→ Exercise aim
Among the entries, find the lines with the string "Fruity" and report them.

→ Stored items
□ □ □ □ □

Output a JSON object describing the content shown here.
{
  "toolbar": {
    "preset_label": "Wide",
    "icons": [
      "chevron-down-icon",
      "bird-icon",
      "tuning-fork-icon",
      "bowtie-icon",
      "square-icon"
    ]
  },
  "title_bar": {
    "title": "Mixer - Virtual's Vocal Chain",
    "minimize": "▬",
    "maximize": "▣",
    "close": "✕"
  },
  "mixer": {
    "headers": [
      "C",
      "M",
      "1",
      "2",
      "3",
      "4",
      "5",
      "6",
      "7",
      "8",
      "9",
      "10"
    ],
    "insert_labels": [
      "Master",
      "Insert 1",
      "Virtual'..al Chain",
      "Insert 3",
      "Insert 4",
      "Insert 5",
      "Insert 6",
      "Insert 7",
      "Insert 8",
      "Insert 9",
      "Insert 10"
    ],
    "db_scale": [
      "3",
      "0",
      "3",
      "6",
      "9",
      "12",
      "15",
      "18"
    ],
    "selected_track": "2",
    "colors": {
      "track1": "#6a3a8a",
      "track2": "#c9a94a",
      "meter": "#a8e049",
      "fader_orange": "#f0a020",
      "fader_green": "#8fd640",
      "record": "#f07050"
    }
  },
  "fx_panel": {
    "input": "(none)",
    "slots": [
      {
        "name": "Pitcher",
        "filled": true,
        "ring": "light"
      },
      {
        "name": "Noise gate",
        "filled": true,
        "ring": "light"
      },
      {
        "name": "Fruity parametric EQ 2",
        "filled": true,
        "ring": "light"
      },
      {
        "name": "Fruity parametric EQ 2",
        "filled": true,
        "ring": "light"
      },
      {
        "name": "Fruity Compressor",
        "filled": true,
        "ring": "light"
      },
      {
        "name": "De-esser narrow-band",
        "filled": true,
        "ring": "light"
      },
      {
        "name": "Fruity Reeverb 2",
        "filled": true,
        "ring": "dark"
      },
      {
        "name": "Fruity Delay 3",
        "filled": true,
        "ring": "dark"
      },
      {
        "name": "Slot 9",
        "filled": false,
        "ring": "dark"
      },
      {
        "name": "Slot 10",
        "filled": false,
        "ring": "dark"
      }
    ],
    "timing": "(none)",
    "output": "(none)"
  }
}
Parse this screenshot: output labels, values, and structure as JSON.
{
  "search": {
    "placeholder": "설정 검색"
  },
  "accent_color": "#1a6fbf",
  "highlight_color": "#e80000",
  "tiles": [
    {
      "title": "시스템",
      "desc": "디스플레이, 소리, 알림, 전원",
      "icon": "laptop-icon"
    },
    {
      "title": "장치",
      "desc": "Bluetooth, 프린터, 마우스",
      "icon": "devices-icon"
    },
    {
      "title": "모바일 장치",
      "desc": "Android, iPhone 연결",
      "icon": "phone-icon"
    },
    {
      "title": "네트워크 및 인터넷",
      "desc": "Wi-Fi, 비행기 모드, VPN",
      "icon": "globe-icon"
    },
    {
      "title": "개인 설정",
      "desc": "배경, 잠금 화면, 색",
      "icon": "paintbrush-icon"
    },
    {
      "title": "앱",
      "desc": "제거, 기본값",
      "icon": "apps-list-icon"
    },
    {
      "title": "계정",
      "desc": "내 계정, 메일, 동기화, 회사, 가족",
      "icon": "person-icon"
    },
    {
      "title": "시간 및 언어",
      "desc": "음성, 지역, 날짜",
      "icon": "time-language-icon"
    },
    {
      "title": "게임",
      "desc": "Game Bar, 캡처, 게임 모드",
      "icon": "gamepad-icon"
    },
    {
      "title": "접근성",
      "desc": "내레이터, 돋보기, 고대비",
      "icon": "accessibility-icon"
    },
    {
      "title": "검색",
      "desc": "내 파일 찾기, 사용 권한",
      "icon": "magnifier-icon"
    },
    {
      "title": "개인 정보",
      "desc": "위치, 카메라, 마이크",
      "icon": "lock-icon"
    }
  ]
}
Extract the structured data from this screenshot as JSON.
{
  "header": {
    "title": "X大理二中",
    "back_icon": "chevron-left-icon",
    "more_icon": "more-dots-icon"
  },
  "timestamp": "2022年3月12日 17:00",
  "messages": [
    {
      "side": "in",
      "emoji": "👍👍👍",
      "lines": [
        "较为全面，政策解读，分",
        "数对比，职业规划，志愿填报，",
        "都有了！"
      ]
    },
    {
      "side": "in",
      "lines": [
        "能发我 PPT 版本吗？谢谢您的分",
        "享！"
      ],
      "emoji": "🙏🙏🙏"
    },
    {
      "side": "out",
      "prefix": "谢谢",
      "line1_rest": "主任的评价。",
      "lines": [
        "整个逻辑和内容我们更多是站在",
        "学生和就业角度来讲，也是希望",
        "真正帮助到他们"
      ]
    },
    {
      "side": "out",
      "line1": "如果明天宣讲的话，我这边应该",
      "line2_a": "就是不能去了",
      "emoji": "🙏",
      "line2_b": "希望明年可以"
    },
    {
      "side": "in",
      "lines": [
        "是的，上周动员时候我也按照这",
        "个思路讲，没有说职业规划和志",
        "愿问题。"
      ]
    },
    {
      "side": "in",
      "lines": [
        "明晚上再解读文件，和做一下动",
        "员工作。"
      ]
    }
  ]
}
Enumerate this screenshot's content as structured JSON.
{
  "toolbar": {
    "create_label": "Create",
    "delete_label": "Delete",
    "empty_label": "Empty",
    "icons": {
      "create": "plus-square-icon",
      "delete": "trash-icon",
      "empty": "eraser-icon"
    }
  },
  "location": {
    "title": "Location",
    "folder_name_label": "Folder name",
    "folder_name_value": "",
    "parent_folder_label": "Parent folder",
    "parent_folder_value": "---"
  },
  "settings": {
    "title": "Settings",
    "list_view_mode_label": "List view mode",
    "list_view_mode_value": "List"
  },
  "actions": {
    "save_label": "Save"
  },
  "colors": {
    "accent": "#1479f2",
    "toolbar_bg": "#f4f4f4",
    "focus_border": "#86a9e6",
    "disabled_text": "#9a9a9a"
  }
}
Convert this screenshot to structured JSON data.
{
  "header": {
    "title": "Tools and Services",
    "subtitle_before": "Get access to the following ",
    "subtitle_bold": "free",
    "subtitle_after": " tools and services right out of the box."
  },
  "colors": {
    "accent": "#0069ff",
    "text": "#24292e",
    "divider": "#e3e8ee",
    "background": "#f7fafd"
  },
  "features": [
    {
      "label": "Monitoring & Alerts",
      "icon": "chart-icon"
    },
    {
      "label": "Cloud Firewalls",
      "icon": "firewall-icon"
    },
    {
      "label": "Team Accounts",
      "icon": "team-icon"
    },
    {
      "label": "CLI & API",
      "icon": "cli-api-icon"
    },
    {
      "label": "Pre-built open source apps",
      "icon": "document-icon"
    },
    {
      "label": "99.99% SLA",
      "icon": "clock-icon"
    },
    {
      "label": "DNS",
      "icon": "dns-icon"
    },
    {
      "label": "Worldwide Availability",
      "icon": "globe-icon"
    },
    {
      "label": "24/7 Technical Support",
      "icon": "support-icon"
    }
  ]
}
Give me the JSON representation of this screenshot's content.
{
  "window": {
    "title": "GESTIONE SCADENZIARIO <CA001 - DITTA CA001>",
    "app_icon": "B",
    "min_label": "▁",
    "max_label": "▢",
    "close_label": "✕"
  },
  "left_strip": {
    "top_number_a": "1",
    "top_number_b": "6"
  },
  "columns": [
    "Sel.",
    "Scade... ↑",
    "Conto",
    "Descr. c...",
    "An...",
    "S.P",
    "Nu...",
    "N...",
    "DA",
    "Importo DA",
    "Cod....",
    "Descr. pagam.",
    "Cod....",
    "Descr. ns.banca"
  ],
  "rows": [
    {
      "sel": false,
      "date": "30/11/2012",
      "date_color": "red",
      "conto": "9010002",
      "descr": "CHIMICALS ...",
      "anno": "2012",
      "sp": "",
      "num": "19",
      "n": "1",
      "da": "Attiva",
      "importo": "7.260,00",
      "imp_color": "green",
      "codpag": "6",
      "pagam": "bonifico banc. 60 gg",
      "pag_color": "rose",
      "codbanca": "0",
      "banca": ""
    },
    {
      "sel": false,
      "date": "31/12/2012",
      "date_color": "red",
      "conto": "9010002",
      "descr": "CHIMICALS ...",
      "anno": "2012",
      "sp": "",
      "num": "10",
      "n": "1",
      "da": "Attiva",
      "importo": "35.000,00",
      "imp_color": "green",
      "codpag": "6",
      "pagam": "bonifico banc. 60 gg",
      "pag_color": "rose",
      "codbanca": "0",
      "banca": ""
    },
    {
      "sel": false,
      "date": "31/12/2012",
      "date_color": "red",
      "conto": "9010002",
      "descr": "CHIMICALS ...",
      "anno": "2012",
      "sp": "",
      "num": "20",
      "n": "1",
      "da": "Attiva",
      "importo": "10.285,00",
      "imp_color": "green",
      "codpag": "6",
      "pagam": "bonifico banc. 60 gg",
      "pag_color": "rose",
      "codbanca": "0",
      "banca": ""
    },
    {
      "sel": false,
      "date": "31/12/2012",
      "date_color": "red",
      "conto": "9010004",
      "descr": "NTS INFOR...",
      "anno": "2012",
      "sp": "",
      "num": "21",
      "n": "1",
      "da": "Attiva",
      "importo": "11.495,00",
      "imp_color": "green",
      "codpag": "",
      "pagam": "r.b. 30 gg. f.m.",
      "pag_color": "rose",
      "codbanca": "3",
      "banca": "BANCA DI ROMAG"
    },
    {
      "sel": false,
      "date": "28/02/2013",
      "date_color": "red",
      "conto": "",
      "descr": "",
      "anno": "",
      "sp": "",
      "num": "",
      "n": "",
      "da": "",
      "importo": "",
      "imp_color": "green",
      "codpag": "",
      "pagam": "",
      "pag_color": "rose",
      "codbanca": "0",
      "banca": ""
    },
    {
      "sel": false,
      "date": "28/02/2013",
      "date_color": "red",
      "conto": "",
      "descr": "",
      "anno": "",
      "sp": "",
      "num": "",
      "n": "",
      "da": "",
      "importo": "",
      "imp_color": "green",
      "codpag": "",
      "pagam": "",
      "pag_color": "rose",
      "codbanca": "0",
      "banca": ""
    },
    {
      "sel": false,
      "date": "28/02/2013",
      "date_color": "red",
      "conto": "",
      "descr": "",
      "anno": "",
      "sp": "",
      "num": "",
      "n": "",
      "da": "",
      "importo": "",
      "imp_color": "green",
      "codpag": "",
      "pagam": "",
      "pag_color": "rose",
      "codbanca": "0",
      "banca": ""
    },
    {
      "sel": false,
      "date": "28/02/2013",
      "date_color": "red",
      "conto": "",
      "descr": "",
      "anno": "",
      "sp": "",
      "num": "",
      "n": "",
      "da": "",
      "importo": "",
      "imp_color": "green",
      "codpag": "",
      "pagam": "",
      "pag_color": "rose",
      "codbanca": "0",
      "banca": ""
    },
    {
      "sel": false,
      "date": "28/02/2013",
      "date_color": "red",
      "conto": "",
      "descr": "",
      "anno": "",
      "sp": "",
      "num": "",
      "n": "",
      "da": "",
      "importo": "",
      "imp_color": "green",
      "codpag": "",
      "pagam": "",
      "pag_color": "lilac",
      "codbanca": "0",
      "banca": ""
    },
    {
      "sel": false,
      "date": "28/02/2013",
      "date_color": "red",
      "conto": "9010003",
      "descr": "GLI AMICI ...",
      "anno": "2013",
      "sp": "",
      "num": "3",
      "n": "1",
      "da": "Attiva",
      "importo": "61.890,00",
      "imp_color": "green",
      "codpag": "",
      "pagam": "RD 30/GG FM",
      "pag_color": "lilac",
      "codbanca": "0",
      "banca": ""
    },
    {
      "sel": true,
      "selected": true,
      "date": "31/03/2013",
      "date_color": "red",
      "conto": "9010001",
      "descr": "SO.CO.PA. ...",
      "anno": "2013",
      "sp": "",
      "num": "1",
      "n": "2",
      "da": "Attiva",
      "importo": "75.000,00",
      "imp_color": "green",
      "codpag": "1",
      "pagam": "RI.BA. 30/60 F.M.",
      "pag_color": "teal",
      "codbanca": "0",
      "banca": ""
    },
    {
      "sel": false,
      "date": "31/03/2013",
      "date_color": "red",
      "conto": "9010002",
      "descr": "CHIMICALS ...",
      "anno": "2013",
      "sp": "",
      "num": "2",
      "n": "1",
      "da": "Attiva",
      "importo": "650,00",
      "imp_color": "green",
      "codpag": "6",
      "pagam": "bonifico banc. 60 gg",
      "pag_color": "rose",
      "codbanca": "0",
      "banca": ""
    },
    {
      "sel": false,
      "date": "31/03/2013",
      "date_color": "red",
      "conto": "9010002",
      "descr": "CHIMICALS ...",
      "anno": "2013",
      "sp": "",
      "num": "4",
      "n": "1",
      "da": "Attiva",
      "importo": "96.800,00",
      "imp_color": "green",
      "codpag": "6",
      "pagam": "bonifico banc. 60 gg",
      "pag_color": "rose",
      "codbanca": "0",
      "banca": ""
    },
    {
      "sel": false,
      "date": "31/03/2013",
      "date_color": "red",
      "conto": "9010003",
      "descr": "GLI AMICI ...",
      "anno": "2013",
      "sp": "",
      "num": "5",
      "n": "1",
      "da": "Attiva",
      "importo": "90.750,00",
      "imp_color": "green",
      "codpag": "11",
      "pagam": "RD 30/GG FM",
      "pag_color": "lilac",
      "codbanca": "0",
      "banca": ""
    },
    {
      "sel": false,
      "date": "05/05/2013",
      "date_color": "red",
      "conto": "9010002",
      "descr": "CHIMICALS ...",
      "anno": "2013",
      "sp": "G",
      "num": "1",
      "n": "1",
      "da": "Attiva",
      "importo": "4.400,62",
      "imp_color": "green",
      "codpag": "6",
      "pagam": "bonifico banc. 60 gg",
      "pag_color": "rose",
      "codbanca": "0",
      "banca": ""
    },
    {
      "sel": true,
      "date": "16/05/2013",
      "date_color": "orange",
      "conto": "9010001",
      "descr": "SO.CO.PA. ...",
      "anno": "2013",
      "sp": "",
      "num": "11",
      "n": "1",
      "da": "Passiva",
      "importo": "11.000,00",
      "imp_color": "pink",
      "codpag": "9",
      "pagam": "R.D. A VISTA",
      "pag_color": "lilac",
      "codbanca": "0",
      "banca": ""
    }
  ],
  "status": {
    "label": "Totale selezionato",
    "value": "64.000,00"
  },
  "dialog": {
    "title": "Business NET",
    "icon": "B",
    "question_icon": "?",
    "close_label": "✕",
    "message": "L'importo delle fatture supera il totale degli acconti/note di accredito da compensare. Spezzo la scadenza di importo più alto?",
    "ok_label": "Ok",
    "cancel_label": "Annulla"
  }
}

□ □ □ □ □

→ Result
        "name": "Fruity parametric EQ 2",
        "name": "Fruity parametric EQ 2",
        "name": "Fruity Compressor",
        "name": "Fruity Reeverb 2",
        "name": "Fruity Delay 3",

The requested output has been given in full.